→ About this task:
Output the material exactly, with every line intact.

→ Available data:
########################################
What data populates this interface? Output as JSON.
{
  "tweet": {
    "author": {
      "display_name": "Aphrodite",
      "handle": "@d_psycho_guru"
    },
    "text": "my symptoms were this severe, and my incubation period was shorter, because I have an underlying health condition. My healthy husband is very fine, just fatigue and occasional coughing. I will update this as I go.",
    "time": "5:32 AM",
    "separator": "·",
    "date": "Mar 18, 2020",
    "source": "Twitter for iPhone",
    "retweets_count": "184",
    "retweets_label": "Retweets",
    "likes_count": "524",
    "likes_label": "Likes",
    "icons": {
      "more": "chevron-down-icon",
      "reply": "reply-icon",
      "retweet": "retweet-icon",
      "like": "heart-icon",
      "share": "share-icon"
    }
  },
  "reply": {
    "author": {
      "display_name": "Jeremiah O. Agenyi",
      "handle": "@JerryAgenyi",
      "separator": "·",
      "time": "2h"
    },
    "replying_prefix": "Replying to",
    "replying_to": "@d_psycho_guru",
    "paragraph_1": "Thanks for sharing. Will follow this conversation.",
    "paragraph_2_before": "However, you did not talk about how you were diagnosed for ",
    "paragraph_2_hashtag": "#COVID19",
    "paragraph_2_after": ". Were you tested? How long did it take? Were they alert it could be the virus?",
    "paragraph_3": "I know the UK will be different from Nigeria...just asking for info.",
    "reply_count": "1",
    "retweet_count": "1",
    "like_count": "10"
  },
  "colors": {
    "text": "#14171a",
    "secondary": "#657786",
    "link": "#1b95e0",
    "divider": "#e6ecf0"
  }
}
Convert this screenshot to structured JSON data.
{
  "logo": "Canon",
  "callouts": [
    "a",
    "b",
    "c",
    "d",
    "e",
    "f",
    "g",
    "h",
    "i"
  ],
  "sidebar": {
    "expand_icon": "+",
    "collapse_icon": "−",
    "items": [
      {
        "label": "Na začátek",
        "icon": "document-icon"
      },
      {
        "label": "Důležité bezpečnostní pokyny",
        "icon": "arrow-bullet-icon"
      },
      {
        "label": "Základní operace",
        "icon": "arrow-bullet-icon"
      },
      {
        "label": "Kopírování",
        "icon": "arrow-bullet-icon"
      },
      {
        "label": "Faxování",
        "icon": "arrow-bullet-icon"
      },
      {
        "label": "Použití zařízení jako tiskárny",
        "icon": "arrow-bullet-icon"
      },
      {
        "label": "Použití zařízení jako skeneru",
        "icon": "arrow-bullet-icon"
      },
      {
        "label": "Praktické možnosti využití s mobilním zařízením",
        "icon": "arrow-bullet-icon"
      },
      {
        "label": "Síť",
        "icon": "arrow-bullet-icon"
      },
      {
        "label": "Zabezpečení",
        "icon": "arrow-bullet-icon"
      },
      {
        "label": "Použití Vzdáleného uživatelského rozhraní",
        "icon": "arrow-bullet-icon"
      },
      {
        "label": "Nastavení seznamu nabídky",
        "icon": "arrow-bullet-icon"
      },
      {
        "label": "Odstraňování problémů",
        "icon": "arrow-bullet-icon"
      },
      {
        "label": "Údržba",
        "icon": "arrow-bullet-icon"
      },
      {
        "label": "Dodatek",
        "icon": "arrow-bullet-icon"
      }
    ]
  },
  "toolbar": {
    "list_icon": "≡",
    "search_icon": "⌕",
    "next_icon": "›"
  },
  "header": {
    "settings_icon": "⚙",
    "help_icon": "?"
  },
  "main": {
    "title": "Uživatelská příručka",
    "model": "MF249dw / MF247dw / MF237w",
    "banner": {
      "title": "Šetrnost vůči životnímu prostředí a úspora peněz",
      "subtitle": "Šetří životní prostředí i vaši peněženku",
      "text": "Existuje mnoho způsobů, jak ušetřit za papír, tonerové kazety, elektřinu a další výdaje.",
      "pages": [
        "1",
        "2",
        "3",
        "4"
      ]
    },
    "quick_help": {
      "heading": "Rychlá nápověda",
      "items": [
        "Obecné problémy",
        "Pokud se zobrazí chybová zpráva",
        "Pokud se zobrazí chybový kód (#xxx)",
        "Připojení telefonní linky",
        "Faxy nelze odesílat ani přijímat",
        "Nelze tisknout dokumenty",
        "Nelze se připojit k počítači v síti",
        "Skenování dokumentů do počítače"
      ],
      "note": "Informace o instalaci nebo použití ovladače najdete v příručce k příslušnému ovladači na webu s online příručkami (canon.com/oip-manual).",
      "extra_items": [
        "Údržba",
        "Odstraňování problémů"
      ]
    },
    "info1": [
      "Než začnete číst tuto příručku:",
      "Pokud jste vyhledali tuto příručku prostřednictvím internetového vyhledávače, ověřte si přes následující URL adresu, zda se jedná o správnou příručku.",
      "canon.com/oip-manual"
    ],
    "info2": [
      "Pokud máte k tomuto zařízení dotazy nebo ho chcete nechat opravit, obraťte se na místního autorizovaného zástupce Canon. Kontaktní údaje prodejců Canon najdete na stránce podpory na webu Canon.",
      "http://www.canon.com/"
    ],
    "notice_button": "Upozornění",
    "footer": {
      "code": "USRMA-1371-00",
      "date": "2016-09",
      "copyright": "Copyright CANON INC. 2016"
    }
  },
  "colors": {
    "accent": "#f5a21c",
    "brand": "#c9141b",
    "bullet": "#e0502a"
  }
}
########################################
→ Your solution:
What data populates this interface? Output as JSON.
{
  "tweet": {
    "author": {
      "display_name": "Aphrodite",
      "handle": "@d_psycho_guru"
    },
    "text": "my symptoms were this severe, and my incubation period was shorter, because I have an underlying health condition. My healthy husband is very fine, just fatigue and occasional coughing. I will update this as I go.",
    "time": "5:32 AM",
    "separator": "·",
    "date": "Mar 18, 2020",
    "source": "Twitter for iPhone",
    "retweets_count": "184",
    "retweets_label": "Retweets",
    "likes_count": "524",
    "likes_label": "Likes",
    "icons": {
      "more": "chevron-down-icon",
      "reply": "reply-icon",
      "retweet": "retweet-icon",
      "like": "heart-icon",
      "share": "share-icon"
    }
  },
  "reply": {
    "author": {
      "display_name": "Jeremiah O. Agenyi",
      "handle": "@JerryAgenyi",
      "separator": "·",
      "time": "2h"
    },
    "replying_prefix": "Replying to",
    "replying_to": "@d_psycho_guru",
    "paragraph_1": "Thanks for sharing. Will follow this conversation.",
    "paragraph_2_before": "However, you did not talk about how you were diagnosed for ",
    "paragraph_2_hashtag": "#COVID19",
    "paragraph_2_after": ". Were you tested? How long did it take? Were they alert it could be the virus?",
    "paragraph_3": "I know the UK will be different from Nigeria...just asking for info.",
    "reply_count": "1",
    "retweet_count": "1",
    "like_count": "10"
  },
  "colors": {
    "text": "#14171a",
    "secondary": "#657786",
    "link": "#1b95e0",
    "divider": "#e6ecf0"
  }
}
Convert this screenshot to structured JSON data.
{
  "logo": "Canon",
  "callouts": [
    "a",
    "b",
    "c",
    "d",
    "e",
    "f",
    "g",
    "h",
    "i"
  ],
  "sidebar": {
    "expand_icon": "+",
    "collapse_icon": "−",
    "items": [
      {
        "label": "Na začátek",
        "icon": "document-icon"
      },
      {
        "label": "Důležité bezpečnostní pokyny",
        "icon": "arrow-bullet-icon"
      },
      {
        "label": "Základní operace",
        "icon": "arrow-bullet-icon"
      },
      {
        "label": "Kopírování",
        "icon": "arrow-bullet-icon"
      },
      {
        "label": "Faxování",
        "icon": "arrow-bullet-icon"
      },
      {
        "label": "Použití zařízení jako tiskárny",
        "icon": "arrow-bullet-icon"
      },
      {
        "label": "Použití zařízení jako skeneru",
        "icon": "arrow-bullet-icon"
      },
      {
        "label": "Praktické možnosti využití s mobilním zařízením",
        "icon": "arrow-bullet-icon"
      },
      {
        "label": "Síť",
        "icon": "arrow-bullet-icon"
      },
      {
        "label": "Zabezpečení",
        "icon": "arrow-bullet-icon"
      },
      {
        "label": "Použití Vzdáleného uživatelského rozhraní",
        "icon": "arrow-bullet-icon"
      },
      {
        "label": "Nastavení seznamu nabídky",
        "icon": "arrow-bullet-icon"
      },
      {
        "label": "Odstraňování problémů",
        "icon": "arrow-bullet-icon"
      },
      {
        "label": "Údržba",
        "icon": "arrow-bullet-icon"
      },
      {
        "label": "Dodatek",
        "icon": "arrow-bullet-icon"
      }
    ]
  },
  "toolbar": {
    "list_icon": "≡",
    "search_icon": "⌕",
    "next_icon": "›"
  },
  "header": {
    "settings_icon": "⚙",
    "help_icon": "?"
  },
  "main": {
    "title": "Uživatelská příručka",
    "model": "MF249dw / MF247dw / MF237w",
    "banner": {
      "title": "Šetrnost vůči životnímu prostředí a úspora peněz",
      "subtitle": "Šetří životní prostředí i vaši peněženku",
      "text": "Existuje mnoho způsobů, jak ušetřit za papír, tonerové kazety, elektřinu a další výdaje.",
      "pages": [
        "1",
        "2",
        "3",
        "4"
      ]
    },
    "quick_help": {
      "heading": "Rychlá nápověda",
      "items": [
        "Obecné problémy",
        "Pokud se zobrazí chybová zpráva",
        "Pokud se zobrazí chybový kód (#xxx)",
        "Připojení telefonní linky",
        "Faxy nelze odesílat ani přijímat",
        "Nelze tisknout dokumenty",
        "Nelze se připojit k počítači v síti",
        "Skenování dokumentů do počítače"
      ],
      "note": "Informace o instalaci nebo použití ovladače najdete v příručce k příslušnému ovladači na webu s online příručkami (canon.com/oip-manual).",
      "extra_items": [
        "Údržba",
        "Odstraňování problémů"
      ]
    },
    "info1": [
      "Než začnete číst tuto příručku:",
      "Pokud jste vyhledali tuto příručku prostřednictvím internetového vyhledávače, ověřte si přes následující URL adresu, zda se jedná o správnou příručku.",
      "canon.com/oip-manual"
    ],
    "info2": [
      "Pokud máte k tomuto zařízení dotazy nebo ho chcete nechat opravit, obraťte se na místního autorizovaného zástupce Canon. Kontaktní údaje prodejců Canon najdete na stránce podpory na webu Canon.",
      "http://www.canon.com/"
    ],
    "notice_button": "Upozornění",
    "footer": {
      "code": "USRMA-1371-00",
      "date": "2016-09",
      "copyright": "Copyright CANON INC. 2016"
    }
  },
  "colors": {
    "accent": "#f5a21c",
    "brand": "#c9141b",
    "bullet": "#e0502a"
  }
}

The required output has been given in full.